Capturing a syndrome
Recession evidence is best measured by capturing a syndrome of conditions that reflects broad deterioration in both real activity and financial indicators. What’s perplexing to me is that the recession concerns we’re seeing are evident even in composites of very widely tracked economically-sensitive indicators. For example, the chart below is simply the average of standardized values (mean zero, unit variance) of the following variables: 6 month change in S&P 500, 6 month change in nonfarm payrolls, 12 month change in nonfarm payrolls, 6 month change in average weekly hours worked, ISM Purchasing Managers Index, ISM New Orders Index, OECD Leading Indicator – total world, OECD Leading Indicator – US, ECRI Weekly Leading Index growth, Chicago Fed National Activity Index – 3 month average, credit spreads (Baa vs 10-year Treasury), Industrial commodity prices – 12 month and 6 month change, and New building permits 6 month change.
ValueWalk's Raul Panganiban interviews JP Lee, Product Managers at VanEck, and discusses the video gaming industry. Q4 2020 hedge fund letters, conferences and more The following is a computer generated transcript and may contain some errors. Interview With VanEck's JP Lee ValueWalk's ValueTalks ·
The current average is at levels that have always and only been associated with recession (and at about the same level where most recessions have started), though there was a brief dip nearly approaching these levels in 2002, just after the 2000-2001 recession.
While we prefer to construct discriminator variables (similar to our Recession Warning Composite , which helps to capture interactions and minimize “outlier” effects), we should be reluctant to casually dismiss the downturn we observe in a whole range of economic measures here.

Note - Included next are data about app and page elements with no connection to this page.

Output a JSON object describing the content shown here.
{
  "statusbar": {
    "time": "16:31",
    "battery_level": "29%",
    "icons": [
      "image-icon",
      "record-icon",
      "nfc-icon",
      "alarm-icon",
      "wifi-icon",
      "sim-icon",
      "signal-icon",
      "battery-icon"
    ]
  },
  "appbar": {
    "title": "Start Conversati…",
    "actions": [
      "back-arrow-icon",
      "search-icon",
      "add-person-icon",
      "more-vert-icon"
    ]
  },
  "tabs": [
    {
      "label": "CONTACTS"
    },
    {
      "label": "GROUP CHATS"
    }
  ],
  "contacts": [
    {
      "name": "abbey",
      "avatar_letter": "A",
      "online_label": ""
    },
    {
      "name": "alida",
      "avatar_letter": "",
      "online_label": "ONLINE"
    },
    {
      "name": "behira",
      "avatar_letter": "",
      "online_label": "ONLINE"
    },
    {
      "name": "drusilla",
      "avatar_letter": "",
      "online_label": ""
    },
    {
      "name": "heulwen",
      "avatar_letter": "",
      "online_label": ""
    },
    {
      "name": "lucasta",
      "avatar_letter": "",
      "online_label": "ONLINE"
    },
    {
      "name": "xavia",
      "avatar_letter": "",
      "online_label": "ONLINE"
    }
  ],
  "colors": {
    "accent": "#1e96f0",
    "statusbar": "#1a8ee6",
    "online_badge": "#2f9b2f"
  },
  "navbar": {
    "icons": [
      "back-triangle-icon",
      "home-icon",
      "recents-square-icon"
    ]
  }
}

Of course, it’s possible that the downturn we’ve observed to date will quickly reverse to a new growth path, but we should keep in mind that GDP is just the sum of consumption, real investment, government spending, and net exports, and then ask what will drive that reversal. Have the credit strains in Europe been durably addressed? Can European economies presently be expected to expand? Is there now less need for fiscal restraint in the U.S.? Has the overhang of troubled mortgages in the financial system been worked out? Have savings rates rebounded or pressure on household budgets eased? Is consumer demand is sustainably rebounding? Is there pent-up demand for capital goods despite having drawn spending forward due to expiring tax credits last year? Are exports to the rest of the world expected to accelerate? Are profit margins likely to expand from already record levels in order to accommodate growth in corporate profits? Do companies expect demand to be strong enough to commit to large-scale or multi-year investment projects? Not all of these factors have to reverse in order to have a sustained expansion, but the headwinds don’t appear light.